● **RECORDED INFORMATION**

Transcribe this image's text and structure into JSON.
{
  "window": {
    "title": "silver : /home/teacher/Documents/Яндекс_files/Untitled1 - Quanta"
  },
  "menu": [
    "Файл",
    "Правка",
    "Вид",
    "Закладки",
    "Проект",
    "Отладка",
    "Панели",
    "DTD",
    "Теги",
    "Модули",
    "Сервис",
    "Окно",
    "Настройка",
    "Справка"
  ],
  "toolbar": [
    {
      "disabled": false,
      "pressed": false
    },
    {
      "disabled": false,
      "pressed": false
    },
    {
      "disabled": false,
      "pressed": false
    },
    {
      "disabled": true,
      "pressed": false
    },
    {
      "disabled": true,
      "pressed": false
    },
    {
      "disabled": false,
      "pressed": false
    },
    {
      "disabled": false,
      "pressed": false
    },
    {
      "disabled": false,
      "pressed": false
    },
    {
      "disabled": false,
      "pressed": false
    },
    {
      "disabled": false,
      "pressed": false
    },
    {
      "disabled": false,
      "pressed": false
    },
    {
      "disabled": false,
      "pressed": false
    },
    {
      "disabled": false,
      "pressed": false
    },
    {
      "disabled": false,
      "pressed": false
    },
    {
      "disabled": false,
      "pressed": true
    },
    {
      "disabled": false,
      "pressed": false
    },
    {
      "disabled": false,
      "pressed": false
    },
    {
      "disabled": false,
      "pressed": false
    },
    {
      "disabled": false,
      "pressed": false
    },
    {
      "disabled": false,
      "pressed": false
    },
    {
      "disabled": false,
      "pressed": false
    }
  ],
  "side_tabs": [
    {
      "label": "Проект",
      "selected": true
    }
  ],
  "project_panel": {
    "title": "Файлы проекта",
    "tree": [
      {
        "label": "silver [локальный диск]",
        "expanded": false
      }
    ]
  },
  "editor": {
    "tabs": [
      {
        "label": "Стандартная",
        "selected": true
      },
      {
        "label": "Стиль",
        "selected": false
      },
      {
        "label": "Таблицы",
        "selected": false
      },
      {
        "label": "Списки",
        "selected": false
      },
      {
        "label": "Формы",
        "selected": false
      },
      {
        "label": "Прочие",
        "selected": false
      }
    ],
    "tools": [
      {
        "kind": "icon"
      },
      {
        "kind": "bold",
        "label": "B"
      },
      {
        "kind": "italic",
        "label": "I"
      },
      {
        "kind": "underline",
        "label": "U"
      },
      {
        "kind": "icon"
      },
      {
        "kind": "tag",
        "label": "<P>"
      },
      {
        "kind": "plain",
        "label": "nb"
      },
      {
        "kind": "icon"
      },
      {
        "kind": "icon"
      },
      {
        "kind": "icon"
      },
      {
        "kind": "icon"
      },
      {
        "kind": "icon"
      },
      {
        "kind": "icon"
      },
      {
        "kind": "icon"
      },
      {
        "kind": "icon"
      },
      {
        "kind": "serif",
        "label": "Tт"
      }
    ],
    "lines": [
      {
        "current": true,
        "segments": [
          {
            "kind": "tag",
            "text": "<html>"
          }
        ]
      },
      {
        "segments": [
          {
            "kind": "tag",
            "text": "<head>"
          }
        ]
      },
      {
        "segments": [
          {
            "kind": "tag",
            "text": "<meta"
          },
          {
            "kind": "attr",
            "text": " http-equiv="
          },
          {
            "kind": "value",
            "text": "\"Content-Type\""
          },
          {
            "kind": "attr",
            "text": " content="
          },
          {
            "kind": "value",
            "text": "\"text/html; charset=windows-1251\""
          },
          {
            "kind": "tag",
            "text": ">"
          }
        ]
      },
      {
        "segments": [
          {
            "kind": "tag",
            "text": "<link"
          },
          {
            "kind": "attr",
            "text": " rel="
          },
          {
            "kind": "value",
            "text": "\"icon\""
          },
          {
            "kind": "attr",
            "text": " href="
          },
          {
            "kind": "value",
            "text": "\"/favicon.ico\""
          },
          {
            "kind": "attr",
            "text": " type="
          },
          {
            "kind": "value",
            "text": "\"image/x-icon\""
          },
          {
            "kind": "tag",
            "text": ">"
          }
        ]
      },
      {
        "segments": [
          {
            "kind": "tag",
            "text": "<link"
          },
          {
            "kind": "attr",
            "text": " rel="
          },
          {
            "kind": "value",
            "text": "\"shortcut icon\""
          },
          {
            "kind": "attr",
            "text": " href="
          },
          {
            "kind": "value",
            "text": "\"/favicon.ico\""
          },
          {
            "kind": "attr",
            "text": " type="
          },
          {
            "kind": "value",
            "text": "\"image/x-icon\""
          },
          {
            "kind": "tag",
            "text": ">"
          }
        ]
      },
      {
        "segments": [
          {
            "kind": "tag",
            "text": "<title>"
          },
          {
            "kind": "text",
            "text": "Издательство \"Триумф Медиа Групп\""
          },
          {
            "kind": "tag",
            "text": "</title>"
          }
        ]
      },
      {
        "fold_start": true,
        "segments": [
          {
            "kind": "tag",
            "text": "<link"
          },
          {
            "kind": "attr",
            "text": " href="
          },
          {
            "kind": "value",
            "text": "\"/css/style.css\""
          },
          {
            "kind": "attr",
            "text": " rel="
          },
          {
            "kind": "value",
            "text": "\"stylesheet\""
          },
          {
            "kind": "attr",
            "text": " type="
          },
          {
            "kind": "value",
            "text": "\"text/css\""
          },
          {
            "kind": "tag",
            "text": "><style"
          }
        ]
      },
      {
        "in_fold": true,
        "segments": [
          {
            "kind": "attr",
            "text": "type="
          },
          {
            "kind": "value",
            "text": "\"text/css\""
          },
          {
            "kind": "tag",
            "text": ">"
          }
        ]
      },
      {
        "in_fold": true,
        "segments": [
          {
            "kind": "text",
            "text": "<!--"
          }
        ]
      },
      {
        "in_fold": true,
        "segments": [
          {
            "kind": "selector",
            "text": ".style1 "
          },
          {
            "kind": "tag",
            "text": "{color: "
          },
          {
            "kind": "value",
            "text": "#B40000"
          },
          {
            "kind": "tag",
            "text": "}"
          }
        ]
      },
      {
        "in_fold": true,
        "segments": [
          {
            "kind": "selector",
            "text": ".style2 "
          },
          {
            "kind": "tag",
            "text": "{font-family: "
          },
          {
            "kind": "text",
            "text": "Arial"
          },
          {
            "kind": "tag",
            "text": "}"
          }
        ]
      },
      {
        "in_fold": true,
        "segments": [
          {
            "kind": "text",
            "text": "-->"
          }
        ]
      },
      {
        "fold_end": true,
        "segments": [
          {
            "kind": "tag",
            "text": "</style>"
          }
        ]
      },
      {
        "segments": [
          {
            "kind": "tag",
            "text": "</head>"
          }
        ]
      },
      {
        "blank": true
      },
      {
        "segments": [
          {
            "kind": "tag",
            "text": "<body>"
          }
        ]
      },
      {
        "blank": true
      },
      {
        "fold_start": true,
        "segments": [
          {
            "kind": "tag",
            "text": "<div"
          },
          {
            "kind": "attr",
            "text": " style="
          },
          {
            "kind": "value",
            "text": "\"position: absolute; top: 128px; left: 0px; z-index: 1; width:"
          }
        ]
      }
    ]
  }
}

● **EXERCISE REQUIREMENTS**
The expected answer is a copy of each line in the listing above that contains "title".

● **RESPONSE BELOW**
    "title": "silver : /home/teacher/Documents/Яндекс_files/Untitled1 - Quanta"
    "title": "Файлы проекта",
            "text": "<title>"
            "text": "</title>"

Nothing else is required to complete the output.